(Data extracted from a collection)
________________
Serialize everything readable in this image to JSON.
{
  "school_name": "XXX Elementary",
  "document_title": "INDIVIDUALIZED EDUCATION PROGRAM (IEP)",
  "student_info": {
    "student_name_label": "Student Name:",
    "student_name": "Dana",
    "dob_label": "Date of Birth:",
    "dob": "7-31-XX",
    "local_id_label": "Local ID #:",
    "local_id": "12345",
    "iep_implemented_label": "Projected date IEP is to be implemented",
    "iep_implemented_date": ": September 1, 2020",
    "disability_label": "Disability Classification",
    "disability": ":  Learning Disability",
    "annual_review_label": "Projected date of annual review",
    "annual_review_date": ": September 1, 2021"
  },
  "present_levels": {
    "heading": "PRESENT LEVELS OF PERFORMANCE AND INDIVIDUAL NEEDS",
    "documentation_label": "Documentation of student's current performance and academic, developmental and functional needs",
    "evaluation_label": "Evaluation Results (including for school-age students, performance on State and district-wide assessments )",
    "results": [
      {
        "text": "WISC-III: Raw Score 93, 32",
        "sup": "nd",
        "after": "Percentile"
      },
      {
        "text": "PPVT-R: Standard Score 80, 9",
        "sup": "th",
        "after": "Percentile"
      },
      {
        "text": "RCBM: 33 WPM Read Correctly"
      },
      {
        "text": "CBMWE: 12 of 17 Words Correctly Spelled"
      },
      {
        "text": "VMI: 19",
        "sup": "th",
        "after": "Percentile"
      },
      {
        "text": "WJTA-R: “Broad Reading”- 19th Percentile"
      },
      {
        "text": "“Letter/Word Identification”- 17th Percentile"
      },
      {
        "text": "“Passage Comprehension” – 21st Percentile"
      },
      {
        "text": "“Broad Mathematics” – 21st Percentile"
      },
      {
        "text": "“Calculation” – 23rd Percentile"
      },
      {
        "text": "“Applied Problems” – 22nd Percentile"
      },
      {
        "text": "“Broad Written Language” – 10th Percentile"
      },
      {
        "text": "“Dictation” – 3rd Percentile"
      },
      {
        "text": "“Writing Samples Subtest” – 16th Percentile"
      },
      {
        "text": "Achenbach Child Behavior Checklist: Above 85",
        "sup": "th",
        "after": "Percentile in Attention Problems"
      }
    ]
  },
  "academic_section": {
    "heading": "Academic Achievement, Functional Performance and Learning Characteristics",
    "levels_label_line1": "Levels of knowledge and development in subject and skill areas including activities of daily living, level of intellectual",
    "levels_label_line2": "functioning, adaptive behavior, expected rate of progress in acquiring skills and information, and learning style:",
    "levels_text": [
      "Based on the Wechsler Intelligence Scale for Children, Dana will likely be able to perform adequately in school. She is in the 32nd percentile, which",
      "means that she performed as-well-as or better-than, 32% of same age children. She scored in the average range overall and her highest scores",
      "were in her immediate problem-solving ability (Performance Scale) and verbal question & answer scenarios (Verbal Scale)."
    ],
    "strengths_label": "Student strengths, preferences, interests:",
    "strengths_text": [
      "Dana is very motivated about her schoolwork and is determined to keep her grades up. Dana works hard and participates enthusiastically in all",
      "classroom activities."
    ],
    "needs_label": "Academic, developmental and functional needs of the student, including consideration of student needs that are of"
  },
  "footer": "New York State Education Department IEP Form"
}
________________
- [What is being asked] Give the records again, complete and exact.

- [Exercise output]
Serialize everything readable in this image to JSON.
{
  "school_name": "XXX Elementary",
  "document_title": "INDIVIDUALIZED EDUCATION PROGRAM (IEP)",
  "student_info": {
    "student_name_label": "Student Name:",
    "student_name": "Dana",
    "dob_label": "Date of Birth:",
    "dob": "7-31-XX",
    "local_id_label": "Local ID #:",
    "local_id": "12345",
    "iep_implemented_label": "Projected date IEP is to be implemented",
    "iep_implemented_date": ": September 1, 2020",
    "disability_label": "Disability Classification",
    "disability": ":  Learning Disability",
    "annual_review_label": "Projected date of annual review",
    "annual_review_date": ": September 1, 2021"
  },
  "present_levels": {
    "heading": "PRESENT LEVELS OF PERFORMANCE AND INDIVIDUAL NEEDS",
    "documentation_label": "Documentation of student's current performance and academic, developmental and functional needs",
    "evaluation_label": "Evaluation Results (including for school-age students, performance on State and district-wide assessments )",
    "results": [
      {
        "text": "WISC-III: Raw Score 93, 32",
        "sup": "nd",
        "after": "Percentile"
      },
      {
        "text": "PPVT-R: Standard Score 80, 9",
        "sup": "th",
        "after": "Percentile"
      },
      {
        "text": "RCBM: 33 WPM Read Correctly"
      },
      {
        "text": "CBMWE: 12 of 17 Words Correctly Spelled"
      },
      {
        "text": "VMI: 19",
        "sup": "th",
        "after": "Percentile"
      },
      {
        "text": "WJTA-R: “Broad Reading”- 19th Percentile"
      },
      {
        "text": "“Letter/Word Identification”- 17th Percentile"
      },
      {
        "text": "“Passage Comprehension” – 21st Percentile"
      },
      {
        "text": "“Broad Mathematics” – 21st Percentile"
      },
      {
        "text": "“Calculation” – 23rd Percentile"
      },
      {
        "text": "“Applied Problems” – 22nd Percentile"
      },
      {
        "text": "“Broad Written Language” – 10th Percentile"
      },
      {
        "text": "“Dictation” – 3rd Percentile"
      },
      {
        "text": "“Writing Samples Subtest” – 16th Percentile"
      },
      {
        "text": "Achenbach Child Behavior Checklist: Above 85",
        "sup": "th",
        "after": "Percentile in Attention Problems"
      }
    ]
  },
  "academic_section": {
    "heading": "Academic Achievement, Functional Performance and Learning Characteristics",
    "levels_label_line1": "Levels of knowledge and development in subject and skill areas including activities of daily living, level of intellectual",
    "levels_label_line2": "functioning, adaptive behavior, expected rate of progress in acquiring skills and information, and learning style:",
    "levels_text": [
      "Based on the Wechsler Intelligence Scale for Children, Dana will likely be able to perform adequately in school. She is in the 32nd percentile, which",
      "means that she performed as-well-as or better-than, 32% of same age children. She scored in the average range overall and her highest scores",
      "were in her immediate problem-solving ability (Performance Scale) and verbal question & answer scenarios (Verbal Scale)."
    ],
    "strengths_label": "Student strengths, preferences, interests:",
    "strengths_text": [
      "Dana is very motivated about her schoolwork and is determined to keep her grades up. Dana works hard and participates enthusiastically in all",
      "classroom activities."
    ],
    "needs_label": "Academic, developmental and functional needs of the student, including consideration of student needs that are of"
  },
  "footer": "New York State Education Department IEP Form"
}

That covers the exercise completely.